  • Find someone who can give you a break from time to time. It can be exhausting caring for a child with reactive attachment disorder. You'll begin to burn out if you don't periodically have downtime — but avoid using multiple caregivers.
  • Practice stress management skills, such as yoga or meditation, to help you relax and not get overwhelmed.
  • Make time for yourself. Maintain your hobbies, social engagements and exercise routine.
  • Acknowledge it's OK to feel frustrated or angry at times, and that the strong feelings you may have about your child are natural.

While it's not known with certainty if reactive attachment disorder can be prevented, there may be ways to reduce the risk of its development.

  • Educate yourself about attachment issues if your child has a background that includes institutions or foster care. Ask your pediatrician about resources, check reputable Internet sites, or consider checking with an adoption agency to identify educational materials and other resources.
  • Take classes or volunteer with children if you lack experience or skill with babies or children.
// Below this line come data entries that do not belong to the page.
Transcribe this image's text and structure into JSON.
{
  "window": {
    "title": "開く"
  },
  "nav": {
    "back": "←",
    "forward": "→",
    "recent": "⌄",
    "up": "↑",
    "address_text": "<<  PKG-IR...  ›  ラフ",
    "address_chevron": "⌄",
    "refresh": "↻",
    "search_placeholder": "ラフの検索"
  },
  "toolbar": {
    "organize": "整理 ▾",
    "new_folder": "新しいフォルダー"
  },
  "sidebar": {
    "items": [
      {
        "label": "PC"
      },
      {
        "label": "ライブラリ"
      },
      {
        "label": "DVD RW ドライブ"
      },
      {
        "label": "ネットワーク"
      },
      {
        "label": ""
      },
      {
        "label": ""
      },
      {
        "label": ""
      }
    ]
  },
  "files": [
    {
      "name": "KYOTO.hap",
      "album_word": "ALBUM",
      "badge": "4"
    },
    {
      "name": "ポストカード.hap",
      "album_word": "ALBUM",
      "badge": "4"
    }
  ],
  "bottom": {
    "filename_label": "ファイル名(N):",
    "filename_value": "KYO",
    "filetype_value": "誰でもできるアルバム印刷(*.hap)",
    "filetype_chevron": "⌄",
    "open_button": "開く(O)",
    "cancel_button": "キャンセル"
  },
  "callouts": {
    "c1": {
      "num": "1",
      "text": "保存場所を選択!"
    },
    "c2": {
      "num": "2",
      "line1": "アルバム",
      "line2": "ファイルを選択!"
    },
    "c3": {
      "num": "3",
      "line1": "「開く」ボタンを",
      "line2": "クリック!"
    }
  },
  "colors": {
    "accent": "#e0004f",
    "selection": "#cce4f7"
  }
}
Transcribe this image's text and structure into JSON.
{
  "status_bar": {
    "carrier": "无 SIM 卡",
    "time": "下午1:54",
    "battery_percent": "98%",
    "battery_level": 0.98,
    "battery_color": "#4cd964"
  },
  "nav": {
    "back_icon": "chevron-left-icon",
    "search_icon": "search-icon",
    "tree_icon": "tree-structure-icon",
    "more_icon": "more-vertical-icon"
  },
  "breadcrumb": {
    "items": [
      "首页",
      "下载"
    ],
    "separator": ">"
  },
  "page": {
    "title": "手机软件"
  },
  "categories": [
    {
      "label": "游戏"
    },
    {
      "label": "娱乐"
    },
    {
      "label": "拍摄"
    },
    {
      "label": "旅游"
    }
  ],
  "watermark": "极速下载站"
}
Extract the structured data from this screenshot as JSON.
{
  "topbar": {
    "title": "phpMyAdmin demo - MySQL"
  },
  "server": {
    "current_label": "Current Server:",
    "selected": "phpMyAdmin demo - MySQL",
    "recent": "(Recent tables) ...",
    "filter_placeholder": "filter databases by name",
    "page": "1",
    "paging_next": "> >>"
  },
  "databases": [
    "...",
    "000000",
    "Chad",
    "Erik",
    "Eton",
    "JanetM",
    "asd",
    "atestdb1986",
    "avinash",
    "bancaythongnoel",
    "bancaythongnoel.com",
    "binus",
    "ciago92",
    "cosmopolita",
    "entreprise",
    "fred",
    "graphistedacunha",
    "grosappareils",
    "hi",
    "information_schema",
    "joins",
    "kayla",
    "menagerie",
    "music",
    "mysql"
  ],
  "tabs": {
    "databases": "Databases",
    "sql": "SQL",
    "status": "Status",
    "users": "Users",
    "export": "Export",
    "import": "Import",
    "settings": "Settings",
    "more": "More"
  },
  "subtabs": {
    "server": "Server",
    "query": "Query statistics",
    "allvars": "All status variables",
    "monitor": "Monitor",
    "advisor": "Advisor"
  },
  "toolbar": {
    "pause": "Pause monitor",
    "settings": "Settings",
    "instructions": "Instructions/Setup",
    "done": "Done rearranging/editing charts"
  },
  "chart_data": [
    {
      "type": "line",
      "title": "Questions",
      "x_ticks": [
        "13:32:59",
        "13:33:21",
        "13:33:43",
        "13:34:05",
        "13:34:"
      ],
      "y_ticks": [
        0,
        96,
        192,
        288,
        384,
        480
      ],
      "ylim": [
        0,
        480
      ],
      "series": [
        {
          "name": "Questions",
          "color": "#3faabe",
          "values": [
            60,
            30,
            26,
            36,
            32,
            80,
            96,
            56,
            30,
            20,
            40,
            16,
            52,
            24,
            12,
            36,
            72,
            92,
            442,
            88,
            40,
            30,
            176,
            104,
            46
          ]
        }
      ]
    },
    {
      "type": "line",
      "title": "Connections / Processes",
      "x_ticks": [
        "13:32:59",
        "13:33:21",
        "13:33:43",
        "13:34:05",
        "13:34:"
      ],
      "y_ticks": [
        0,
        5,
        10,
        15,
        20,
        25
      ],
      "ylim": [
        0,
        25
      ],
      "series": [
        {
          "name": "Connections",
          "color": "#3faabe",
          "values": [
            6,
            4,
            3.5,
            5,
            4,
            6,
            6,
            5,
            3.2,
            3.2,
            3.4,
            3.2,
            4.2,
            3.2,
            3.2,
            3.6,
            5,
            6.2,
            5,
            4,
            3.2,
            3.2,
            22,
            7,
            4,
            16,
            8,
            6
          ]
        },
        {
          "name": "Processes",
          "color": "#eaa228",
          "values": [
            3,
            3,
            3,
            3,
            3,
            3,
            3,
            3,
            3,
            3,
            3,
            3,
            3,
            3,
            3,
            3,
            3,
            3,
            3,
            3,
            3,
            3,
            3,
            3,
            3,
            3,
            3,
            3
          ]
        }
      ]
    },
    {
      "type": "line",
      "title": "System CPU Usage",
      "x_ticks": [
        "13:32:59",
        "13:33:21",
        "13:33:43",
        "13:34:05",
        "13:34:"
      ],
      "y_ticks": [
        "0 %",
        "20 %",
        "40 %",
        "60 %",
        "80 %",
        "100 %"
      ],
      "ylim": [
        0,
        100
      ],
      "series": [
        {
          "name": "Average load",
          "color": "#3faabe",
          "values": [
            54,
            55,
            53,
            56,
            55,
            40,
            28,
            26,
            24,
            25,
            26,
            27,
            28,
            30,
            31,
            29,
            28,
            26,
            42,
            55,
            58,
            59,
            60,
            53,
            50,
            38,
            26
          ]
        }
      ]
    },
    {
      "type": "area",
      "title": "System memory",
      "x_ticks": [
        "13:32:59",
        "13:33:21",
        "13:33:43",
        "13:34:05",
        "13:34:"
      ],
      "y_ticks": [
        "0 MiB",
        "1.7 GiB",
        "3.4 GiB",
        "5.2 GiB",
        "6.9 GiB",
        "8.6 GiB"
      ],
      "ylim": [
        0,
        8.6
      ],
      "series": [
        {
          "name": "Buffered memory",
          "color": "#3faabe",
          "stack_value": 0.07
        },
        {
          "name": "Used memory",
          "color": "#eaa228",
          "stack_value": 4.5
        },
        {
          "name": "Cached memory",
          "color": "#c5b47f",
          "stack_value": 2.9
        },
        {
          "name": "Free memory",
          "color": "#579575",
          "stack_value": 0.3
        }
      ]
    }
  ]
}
This will help you learn how to interact in a nurturing manner.
  • Be actively engaged with your child by lots of playing, talking to him or her, making eye contact, and smiling.
  • Learn to interpret your baby's cues, such as different types of cries, so that you can meet his or her needs quickly and effectively.
  • Provide warm, nurturing interaction with your child, such as during feeding, bathing or changing diapers.
  • Offer both verbal and nonverbal responses to the child's feelings through touch, facial expressions and tone of voice.
Jul. 10, 2014